Vision 20/20 released an in-depth analysis of smoke alarm and related research focusing on why smoke alarms may not be in as widespread use as previously thought. Using an extensive literature review and data gathered during a number of Vision 20/20 Assistance to Firefighter Grant funded Community Risk Reduction projects, the study, The Smoke Alarm Problem, sheds light on the problems the fire safety community faces in getting people to install and maintain enough smoke alarms to properly protect their families.
There are several issues highlighted in the study, among them:
- Smoke alarms, while perceived as important devices, are not ones which people interact with on a regular basis and are not viewed as essential to daily living as other devices may be, leading to a failure to install or maintain them.
- Consumers may be overwhelmed with the number of choices they face in selecting alarms.
- Consumers may have a difficult time understanding what it is they need among sometimes conflicting and confusion legislation, codes and standards.
- Nuisance alarms may be a significant factor in understanding why people disable alarms
- Field experience of home safety visits, especially in high-risk areas, show that the number of homes with working smoke alarms may be much lower than previously thought.
“This important topic arose out of discussions in the Vision 20/20 project about the obvious need for working smoke alarms in the United States,” said Vision 20/20 Project Manger Jim Crawford. “Richard Taylor was asked to review this problem and spent months looking over research and literature to prepare this remarkable study. It points to gaps in our understanding of why people don’t have working smoke alarms and will hopefully lead to strategies to address these root causes.”
Fire is a significant problem in the United States:
- There were 1.3 million fires in 2012
- On average, fire departments respond to a fire every 23 seconds
- Someone is injured every 32 minutes, causing 16,500 injuries
- A person is killed every 3 hours, every day, causing 2,855 deaths

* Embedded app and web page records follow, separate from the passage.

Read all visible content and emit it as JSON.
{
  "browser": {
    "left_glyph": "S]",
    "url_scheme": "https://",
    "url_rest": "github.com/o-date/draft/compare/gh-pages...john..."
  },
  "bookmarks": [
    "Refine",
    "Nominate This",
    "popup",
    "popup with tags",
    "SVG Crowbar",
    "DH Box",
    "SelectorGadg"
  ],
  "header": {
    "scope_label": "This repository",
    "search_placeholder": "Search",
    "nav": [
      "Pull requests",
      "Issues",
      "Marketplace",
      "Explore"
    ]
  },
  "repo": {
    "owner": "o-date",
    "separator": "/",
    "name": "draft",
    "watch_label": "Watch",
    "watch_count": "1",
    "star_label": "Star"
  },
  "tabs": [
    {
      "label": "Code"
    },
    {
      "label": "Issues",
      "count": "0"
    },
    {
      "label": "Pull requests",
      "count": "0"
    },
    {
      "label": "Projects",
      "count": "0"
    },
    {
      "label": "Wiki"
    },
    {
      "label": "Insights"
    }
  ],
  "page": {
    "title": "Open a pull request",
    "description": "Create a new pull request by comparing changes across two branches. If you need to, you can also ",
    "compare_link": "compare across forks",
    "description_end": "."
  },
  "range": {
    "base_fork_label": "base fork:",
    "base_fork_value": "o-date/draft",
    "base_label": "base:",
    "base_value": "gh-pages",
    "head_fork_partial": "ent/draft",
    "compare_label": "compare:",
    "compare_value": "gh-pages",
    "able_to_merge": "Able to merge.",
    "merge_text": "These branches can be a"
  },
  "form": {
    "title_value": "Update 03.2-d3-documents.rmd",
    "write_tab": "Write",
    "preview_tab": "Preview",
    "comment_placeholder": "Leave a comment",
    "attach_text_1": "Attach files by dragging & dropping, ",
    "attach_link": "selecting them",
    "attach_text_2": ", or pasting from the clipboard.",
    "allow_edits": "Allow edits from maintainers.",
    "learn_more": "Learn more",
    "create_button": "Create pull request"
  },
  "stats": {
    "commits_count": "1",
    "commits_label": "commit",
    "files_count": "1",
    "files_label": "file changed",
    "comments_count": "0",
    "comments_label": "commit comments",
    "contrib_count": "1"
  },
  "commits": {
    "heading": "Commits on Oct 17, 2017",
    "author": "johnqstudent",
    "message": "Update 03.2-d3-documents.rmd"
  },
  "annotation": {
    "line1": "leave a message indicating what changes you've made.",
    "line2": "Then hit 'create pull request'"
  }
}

- There was $12.4 billion in property damage caused by fire in 2012
A copy of the study, The Smoke Alarm Problem, can be downloaded from the Vision 20/20 web site.